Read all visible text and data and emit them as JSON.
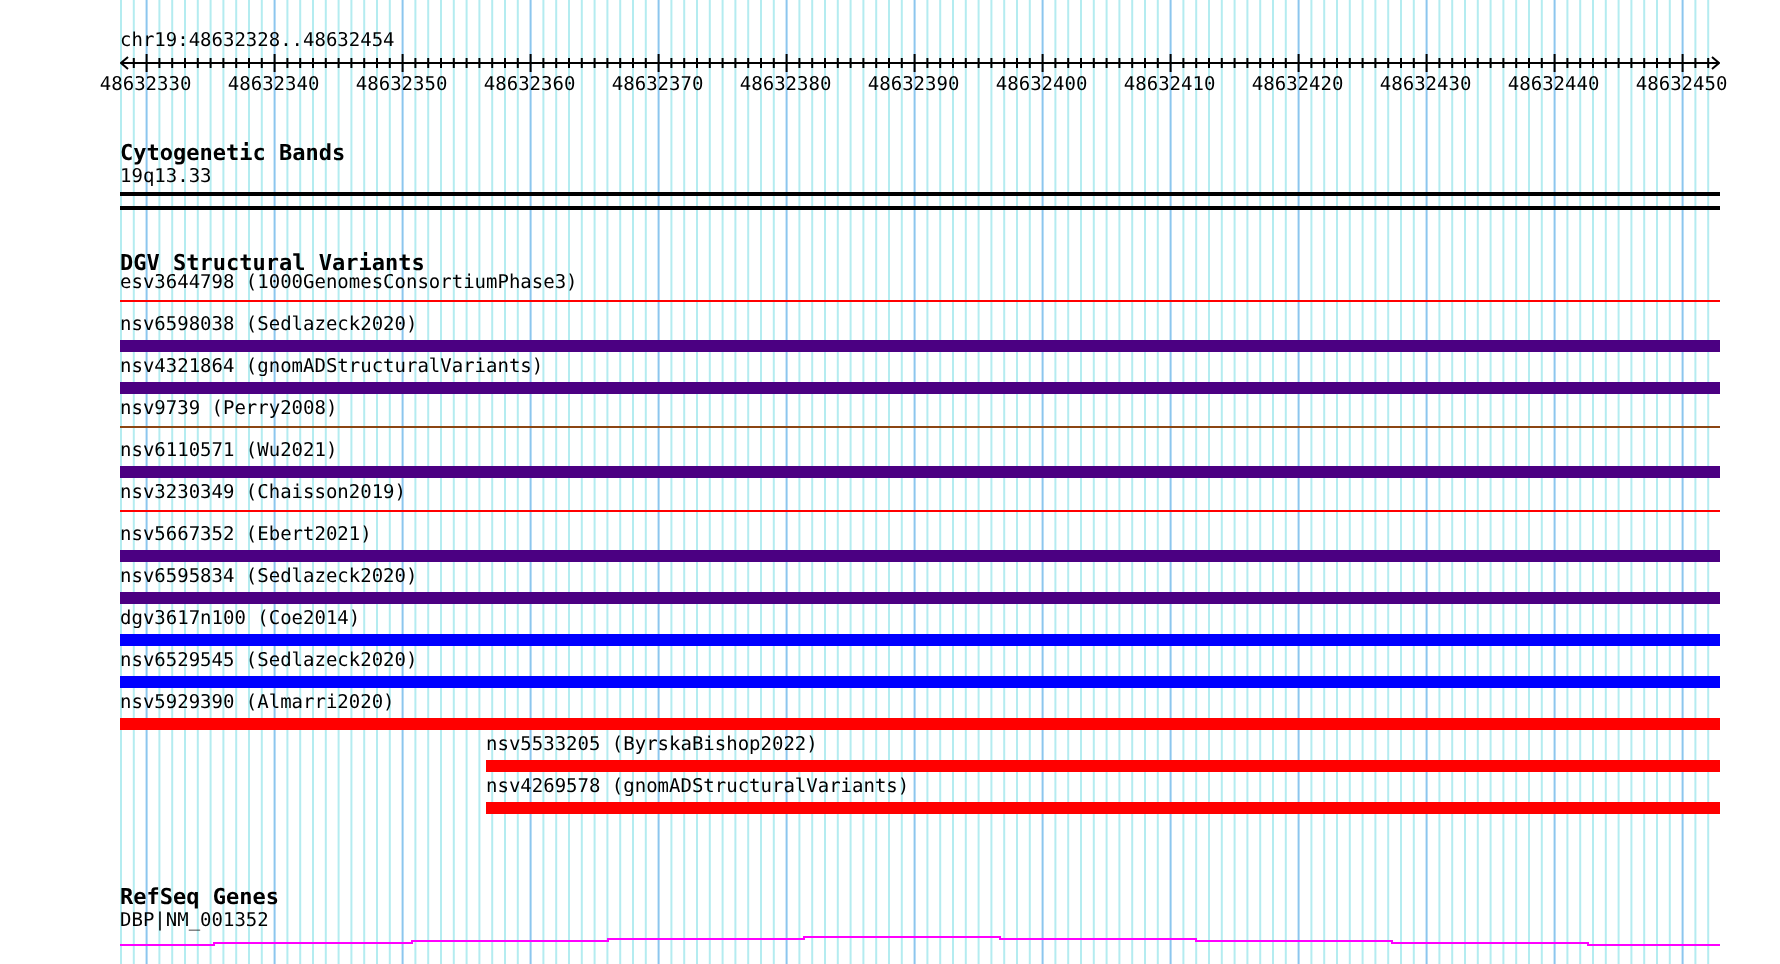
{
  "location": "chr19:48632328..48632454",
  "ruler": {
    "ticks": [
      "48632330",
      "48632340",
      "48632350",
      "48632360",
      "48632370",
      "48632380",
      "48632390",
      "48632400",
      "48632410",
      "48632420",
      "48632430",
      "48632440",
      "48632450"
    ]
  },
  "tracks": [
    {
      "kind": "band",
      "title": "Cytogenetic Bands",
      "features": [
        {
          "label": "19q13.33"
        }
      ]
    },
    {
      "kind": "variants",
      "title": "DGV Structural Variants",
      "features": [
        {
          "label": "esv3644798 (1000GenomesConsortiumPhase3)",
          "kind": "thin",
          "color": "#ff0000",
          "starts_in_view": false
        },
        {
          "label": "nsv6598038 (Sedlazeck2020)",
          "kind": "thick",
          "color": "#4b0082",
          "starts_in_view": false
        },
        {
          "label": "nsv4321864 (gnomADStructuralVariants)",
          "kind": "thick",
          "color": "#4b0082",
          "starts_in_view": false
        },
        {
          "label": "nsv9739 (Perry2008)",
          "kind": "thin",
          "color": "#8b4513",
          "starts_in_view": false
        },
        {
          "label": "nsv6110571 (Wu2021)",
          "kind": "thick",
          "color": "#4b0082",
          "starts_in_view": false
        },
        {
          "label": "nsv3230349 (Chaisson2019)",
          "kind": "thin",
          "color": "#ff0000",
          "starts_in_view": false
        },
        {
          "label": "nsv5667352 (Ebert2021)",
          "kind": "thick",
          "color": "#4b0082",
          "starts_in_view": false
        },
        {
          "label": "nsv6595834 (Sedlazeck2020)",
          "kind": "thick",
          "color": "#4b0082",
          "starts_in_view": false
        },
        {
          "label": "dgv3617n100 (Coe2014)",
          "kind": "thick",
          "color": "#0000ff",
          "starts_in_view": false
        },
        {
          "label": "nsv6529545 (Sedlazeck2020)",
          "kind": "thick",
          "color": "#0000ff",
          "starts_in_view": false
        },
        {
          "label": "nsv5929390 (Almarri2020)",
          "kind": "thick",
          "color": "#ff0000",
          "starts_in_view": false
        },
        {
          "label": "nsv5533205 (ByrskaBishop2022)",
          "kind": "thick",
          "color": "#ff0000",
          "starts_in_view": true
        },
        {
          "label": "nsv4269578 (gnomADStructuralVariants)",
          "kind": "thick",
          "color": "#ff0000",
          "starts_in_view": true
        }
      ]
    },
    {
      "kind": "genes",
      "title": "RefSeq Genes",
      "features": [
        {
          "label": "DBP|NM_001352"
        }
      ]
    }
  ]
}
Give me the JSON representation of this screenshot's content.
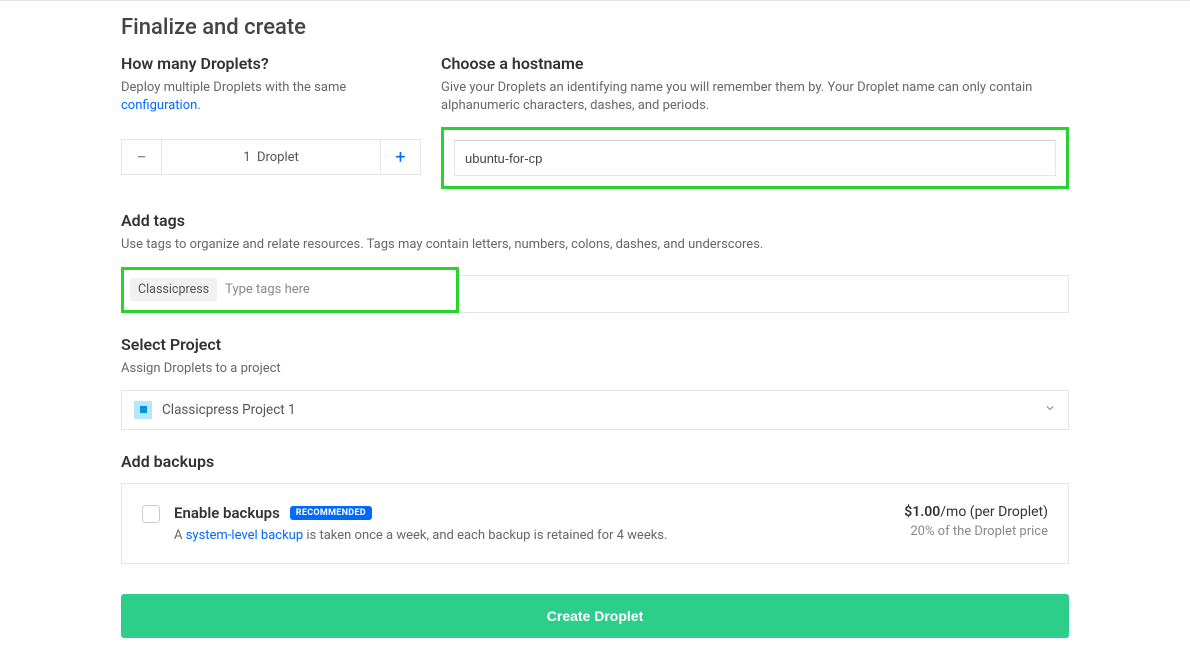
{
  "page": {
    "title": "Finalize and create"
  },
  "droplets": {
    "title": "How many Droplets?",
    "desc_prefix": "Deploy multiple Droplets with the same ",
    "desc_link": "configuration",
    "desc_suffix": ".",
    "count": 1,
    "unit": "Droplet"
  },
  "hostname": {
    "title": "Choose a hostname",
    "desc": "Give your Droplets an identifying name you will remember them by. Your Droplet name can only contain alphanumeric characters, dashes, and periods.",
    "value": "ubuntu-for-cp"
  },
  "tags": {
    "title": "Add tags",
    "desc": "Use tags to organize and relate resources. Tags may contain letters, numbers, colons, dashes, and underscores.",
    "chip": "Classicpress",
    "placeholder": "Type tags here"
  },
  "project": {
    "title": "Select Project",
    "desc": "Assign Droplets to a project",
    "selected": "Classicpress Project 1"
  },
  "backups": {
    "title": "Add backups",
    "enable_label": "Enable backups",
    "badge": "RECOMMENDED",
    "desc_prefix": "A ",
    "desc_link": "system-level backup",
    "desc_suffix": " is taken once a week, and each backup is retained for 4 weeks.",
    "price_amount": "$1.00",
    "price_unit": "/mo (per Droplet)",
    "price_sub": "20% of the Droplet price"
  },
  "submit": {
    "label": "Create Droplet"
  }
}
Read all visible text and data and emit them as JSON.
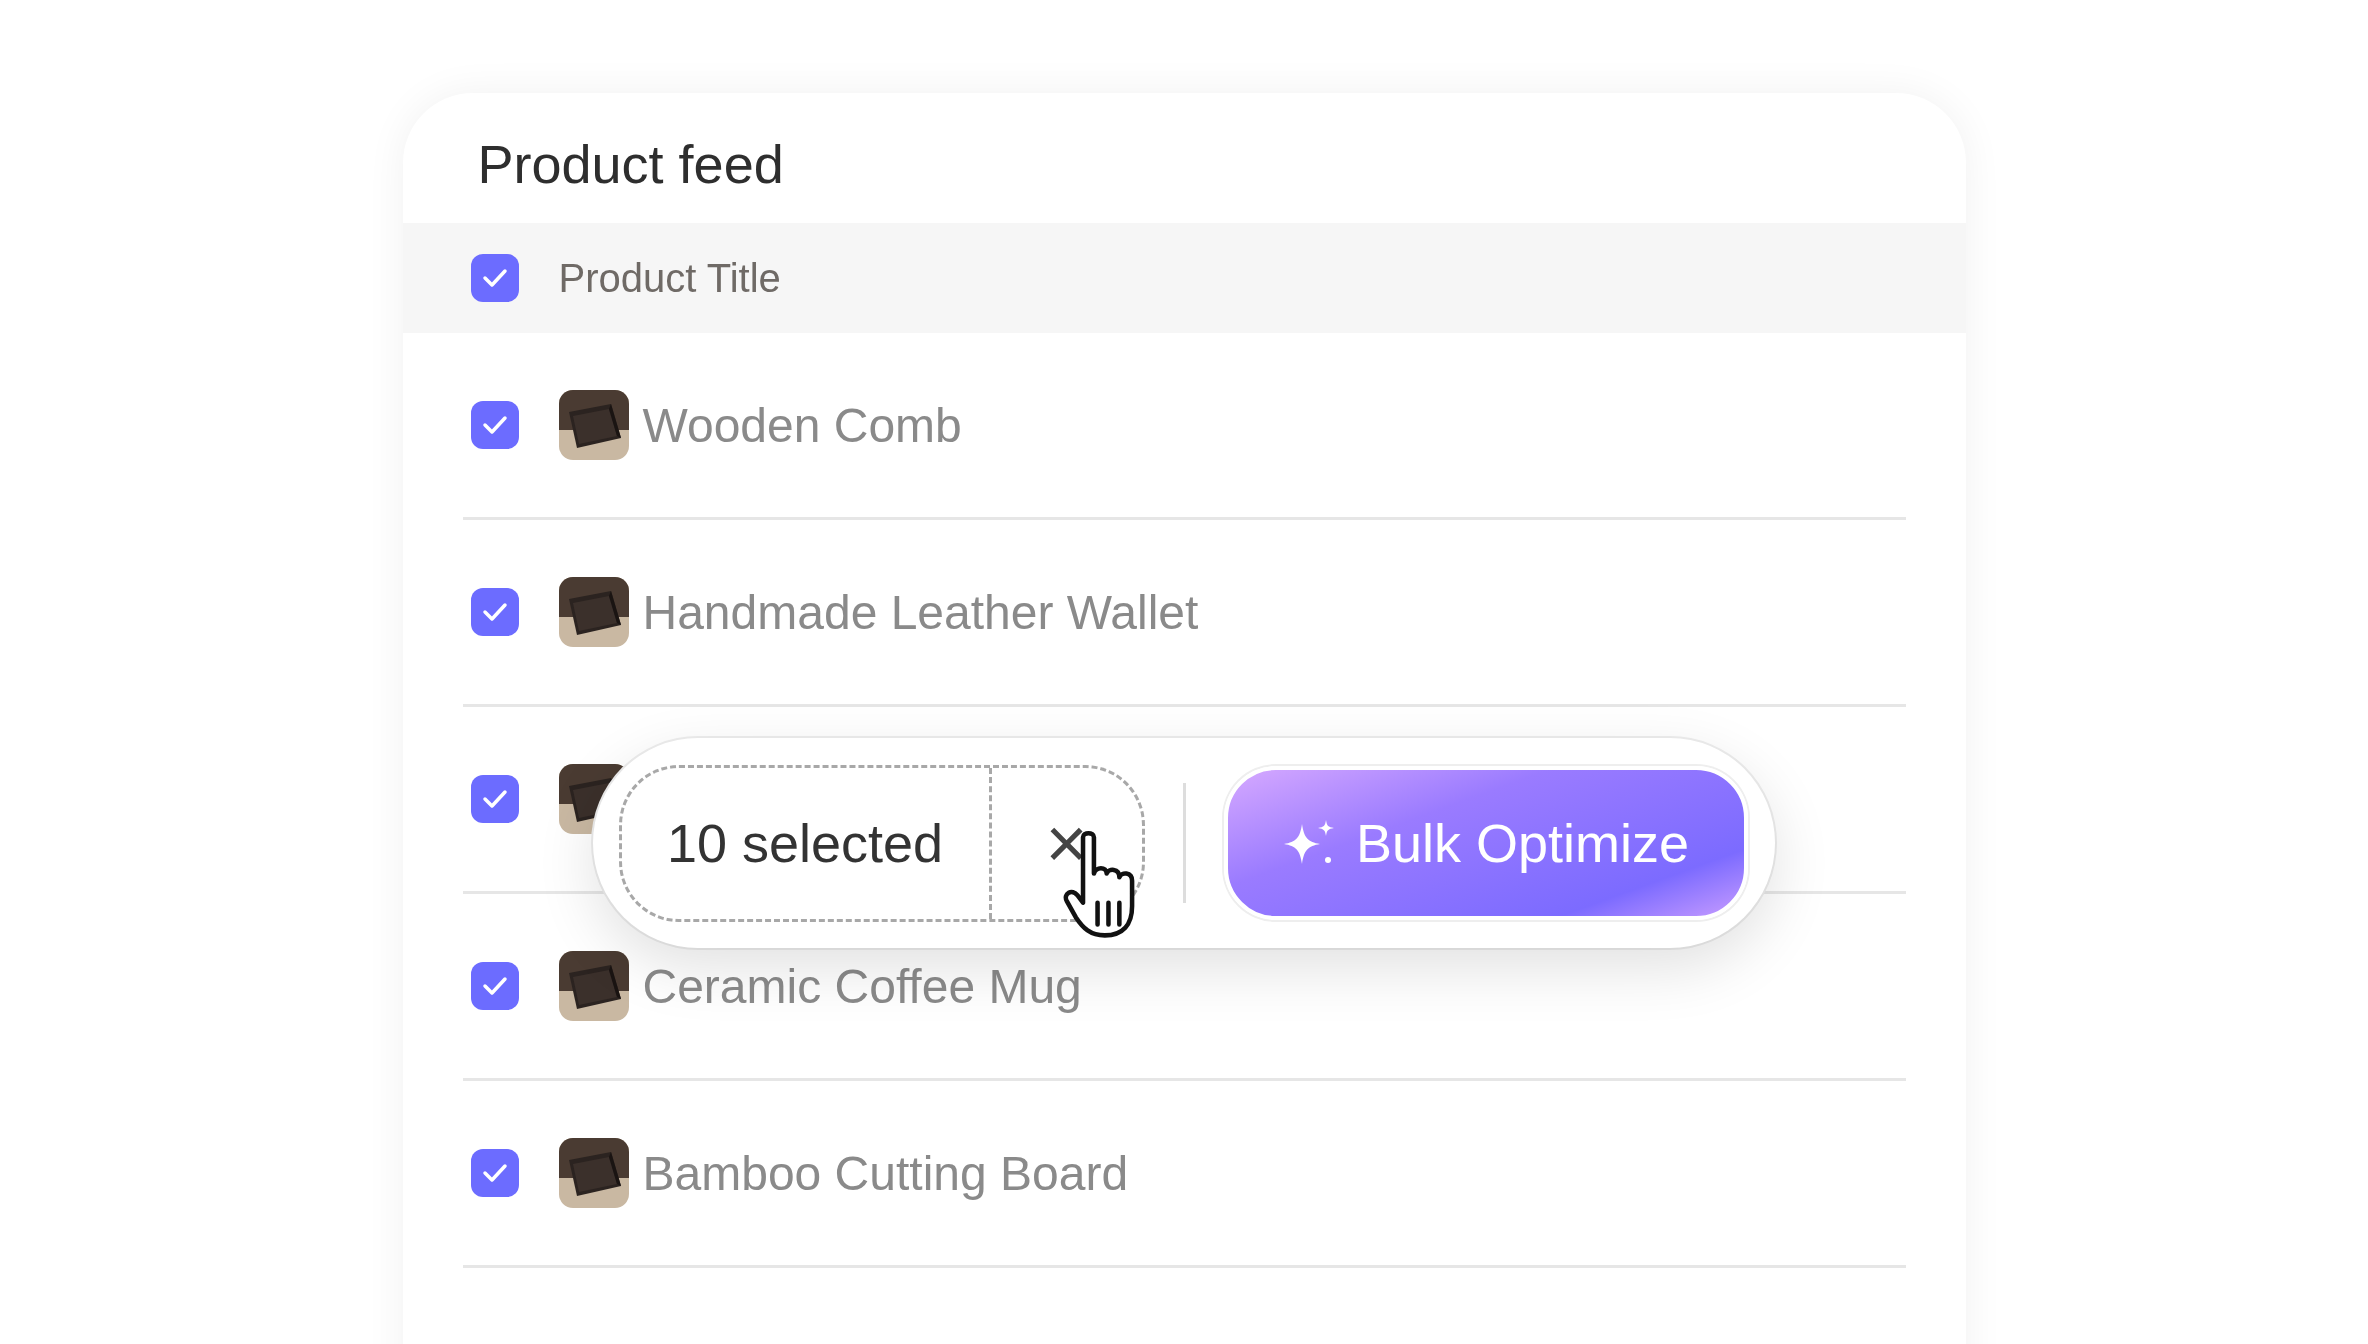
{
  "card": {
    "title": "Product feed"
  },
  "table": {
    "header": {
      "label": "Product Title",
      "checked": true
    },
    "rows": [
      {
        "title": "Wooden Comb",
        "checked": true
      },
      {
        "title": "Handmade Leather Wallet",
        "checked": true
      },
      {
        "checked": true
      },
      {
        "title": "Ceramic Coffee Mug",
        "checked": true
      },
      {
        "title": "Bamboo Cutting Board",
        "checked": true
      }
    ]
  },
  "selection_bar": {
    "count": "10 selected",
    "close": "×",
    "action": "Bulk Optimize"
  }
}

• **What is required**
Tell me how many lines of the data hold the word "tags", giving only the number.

• **Answer to this problem**
4